#### What you will do:
Sift the listing for lines that hold the string "square" and pull them out.

#### Data provided:
= = = = = = =

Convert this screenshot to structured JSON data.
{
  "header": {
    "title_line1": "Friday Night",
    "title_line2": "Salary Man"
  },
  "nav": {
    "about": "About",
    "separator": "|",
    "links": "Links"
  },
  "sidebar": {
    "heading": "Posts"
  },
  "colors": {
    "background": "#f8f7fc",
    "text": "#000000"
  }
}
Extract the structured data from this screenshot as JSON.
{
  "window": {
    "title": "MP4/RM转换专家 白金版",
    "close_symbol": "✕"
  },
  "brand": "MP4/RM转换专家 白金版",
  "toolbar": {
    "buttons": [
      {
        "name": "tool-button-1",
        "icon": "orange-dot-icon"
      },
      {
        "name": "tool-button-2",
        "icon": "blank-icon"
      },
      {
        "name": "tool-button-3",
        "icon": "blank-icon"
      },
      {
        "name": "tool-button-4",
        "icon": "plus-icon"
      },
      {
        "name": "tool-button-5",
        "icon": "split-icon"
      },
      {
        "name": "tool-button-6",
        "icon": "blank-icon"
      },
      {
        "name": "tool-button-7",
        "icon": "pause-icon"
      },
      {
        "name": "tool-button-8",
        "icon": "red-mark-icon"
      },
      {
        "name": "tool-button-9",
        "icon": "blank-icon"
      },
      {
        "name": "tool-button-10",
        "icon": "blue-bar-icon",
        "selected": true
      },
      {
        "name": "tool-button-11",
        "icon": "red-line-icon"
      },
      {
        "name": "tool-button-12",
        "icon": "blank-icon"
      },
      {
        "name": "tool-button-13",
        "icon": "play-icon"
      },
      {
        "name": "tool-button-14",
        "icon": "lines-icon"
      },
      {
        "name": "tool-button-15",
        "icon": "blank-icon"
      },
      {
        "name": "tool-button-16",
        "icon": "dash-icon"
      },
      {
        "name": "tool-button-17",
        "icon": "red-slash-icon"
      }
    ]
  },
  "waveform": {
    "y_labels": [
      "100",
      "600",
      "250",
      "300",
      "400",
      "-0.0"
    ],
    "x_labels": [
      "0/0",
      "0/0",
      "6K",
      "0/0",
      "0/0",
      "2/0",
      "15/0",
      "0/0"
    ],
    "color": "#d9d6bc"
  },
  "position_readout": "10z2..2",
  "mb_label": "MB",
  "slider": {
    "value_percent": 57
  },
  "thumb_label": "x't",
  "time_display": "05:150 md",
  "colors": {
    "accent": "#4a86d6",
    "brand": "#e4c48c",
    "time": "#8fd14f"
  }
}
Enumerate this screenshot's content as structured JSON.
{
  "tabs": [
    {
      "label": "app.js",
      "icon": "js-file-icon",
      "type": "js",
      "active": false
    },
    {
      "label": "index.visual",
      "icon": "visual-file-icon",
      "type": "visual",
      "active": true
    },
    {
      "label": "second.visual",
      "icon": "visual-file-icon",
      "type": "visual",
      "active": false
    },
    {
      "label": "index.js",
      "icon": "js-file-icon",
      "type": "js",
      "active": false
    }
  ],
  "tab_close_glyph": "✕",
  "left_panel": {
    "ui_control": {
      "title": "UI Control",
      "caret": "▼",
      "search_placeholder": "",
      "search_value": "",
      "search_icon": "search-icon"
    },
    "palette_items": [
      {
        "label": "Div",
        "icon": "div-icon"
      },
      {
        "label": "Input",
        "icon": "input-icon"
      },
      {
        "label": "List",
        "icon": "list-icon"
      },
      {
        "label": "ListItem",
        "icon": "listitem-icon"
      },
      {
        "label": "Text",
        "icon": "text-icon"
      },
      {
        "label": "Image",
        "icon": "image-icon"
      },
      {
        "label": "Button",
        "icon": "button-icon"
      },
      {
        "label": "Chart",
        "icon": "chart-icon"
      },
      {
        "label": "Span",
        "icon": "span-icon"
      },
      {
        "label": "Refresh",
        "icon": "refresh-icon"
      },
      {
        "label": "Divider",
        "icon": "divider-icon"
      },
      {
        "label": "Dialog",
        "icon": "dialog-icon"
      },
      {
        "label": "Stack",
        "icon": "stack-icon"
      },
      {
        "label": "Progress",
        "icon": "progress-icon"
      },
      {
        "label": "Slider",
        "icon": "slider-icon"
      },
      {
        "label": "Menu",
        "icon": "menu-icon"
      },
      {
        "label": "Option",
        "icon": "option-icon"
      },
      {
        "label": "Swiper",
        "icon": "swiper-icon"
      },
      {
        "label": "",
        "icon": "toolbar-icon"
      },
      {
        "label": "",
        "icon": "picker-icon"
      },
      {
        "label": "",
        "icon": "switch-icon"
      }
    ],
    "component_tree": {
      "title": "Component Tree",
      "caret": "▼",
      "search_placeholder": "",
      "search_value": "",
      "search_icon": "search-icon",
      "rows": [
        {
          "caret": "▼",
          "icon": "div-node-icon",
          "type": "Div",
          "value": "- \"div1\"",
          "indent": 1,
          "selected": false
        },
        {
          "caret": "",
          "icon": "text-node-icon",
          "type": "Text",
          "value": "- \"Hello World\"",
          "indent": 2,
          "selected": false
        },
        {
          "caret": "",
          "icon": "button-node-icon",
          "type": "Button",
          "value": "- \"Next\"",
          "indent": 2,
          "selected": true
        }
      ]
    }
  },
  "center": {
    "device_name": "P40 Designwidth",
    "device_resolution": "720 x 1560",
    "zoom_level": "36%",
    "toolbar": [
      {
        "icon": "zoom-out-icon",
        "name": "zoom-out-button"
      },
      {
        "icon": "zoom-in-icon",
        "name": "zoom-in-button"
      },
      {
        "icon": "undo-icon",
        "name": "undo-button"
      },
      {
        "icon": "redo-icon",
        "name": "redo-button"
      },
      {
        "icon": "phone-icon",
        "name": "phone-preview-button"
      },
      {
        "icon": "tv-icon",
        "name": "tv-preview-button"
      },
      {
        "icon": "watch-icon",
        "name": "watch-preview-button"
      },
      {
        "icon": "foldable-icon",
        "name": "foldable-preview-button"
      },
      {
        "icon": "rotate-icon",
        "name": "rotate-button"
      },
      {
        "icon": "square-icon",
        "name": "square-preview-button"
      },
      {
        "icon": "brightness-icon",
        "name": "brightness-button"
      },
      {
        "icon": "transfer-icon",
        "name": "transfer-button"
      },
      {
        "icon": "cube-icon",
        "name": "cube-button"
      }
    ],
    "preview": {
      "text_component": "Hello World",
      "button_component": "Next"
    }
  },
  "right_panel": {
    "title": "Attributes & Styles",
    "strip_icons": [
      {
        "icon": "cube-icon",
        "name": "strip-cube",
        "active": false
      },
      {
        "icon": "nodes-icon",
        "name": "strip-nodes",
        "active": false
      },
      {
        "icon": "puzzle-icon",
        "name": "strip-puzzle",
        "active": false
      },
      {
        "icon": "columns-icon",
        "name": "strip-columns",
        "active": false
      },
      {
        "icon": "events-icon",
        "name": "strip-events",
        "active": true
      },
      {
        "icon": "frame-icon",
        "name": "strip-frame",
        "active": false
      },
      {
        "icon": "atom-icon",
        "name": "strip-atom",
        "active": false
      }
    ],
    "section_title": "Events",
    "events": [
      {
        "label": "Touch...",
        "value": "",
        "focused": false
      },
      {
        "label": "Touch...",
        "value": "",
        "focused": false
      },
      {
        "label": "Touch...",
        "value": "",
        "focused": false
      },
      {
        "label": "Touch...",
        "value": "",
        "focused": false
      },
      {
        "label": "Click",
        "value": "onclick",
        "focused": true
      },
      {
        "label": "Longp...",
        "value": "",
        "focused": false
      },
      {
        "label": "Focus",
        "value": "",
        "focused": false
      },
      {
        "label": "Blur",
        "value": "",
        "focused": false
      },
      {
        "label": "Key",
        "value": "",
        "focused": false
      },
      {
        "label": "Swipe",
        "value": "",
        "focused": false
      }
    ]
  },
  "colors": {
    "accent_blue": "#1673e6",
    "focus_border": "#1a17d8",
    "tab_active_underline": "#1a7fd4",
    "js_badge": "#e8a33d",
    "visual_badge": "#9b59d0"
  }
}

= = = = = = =

#### Solution to the problem:
        "icon": "square-icon",
        "name": "square-preview-button"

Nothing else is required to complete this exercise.